• Task details
Among the lines below, how many have the word "daycare"? The reply is that number alone.

[Element data from apps and pages]
┌──

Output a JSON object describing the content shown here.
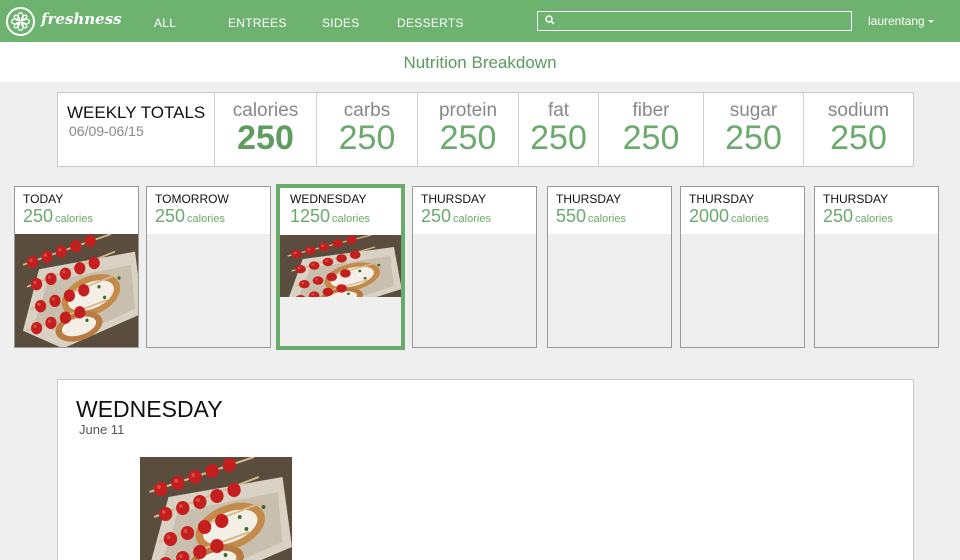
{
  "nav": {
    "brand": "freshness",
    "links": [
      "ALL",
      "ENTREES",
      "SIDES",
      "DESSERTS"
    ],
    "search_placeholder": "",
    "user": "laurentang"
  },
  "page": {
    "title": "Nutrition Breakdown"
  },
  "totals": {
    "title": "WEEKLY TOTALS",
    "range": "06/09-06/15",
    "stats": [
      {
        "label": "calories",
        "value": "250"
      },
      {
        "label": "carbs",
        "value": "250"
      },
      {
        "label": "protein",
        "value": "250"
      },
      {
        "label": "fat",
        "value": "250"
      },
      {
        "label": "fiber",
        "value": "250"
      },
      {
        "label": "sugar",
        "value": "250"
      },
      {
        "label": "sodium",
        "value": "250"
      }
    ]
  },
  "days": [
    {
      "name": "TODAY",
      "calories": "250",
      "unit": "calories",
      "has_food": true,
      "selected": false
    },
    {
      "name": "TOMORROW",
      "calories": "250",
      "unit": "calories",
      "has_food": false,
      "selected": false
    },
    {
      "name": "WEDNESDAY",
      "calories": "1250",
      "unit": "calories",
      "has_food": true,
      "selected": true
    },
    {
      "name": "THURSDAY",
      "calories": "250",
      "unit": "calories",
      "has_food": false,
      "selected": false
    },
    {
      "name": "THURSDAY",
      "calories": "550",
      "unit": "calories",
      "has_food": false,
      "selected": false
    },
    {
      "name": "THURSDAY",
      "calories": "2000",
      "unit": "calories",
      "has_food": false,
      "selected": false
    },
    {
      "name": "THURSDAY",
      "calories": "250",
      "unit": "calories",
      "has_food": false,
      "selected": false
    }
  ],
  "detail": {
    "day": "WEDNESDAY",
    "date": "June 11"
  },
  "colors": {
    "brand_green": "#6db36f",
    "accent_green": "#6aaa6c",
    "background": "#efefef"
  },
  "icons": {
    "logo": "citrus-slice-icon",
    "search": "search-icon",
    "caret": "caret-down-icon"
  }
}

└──
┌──

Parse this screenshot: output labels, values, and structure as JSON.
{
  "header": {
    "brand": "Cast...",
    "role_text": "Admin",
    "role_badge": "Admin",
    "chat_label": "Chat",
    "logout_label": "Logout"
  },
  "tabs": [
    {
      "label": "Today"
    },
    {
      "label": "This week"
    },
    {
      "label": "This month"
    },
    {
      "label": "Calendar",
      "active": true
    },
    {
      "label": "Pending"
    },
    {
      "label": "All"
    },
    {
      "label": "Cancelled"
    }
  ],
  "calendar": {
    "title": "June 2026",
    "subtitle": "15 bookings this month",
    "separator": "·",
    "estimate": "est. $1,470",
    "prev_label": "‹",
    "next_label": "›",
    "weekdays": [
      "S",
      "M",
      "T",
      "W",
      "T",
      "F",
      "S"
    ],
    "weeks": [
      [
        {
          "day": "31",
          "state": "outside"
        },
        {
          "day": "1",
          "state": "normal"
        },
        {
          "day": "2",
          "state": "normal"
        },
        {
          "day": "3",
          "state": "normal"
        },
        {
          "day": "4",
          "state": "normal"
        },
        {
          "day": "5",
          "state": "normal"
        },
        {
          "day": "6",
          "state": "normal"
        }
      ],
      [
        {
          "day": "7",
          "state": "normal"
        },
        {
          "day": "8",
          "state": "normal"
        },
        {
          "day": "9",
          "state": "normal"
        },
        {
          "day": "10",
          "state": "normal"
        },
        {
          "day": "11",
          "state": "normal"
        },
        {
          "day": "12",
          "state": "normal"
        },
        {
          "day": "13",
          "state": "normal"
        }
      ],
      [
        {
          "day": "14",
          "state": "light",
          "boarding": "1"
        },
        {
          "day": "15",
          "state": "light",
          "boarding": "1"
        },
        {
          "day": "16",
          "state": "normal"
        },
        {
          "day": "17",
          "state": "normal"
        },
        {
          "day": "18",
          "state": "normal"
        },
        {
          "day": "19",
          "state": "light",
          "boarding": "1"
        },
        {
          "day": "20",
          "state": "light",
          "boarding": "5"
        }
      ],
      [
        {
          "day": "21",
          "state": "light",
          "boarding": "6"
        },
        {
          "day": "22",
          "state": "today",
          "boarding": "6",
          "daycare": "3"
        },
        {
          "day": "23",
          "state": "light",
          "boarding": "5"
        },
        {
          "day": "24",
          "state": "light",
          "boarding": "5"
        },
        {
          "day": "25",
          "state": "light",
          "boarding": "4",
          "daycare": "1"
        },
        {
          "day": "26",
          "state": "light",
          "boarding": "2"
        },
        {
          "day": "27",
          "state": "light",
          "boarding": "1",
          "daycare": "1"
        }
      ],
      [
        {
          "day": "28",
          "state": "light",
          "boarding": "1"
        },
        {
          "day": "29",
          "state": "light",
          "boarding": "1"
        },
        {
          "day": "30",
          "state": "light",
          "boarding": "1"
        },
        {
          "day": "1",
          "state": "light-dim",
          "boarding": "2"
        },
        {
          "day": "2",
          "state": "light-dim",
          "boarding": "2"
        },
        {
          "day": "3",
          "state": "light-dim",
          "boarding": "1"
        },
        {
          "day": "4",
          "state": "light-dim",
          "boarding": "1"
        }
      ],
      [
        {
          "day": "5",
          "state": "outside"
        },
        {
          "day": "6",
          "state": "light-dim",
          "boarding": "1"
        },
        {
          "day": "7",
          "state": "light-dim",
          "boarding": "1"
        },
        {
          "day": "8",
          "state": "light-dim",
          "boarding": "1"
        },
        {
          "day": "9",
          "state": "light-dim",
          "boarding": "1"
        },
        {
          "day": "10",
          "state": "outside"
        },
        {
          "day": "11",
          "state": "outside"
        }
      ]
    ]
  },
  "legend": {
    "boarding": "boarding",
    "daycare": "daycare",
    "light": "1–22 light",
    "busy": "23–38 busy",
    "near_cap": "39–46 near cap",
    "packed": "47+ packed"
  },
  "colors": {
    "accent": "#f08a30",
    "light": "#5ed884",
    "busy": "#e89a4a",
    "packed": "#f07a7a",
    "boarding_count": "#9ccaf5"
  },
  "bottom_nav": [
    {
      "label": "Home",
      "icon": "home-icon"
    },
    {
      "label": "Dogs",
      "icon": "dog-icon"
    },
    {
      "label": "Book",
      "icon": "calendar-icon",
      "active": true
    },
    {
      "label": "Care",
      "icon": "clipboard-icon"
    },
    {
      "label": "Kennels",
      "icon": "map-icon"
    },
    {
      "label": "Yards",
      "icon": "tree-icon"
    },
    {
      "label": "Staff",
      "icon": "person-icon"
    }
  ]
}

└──

• Reply to the task
4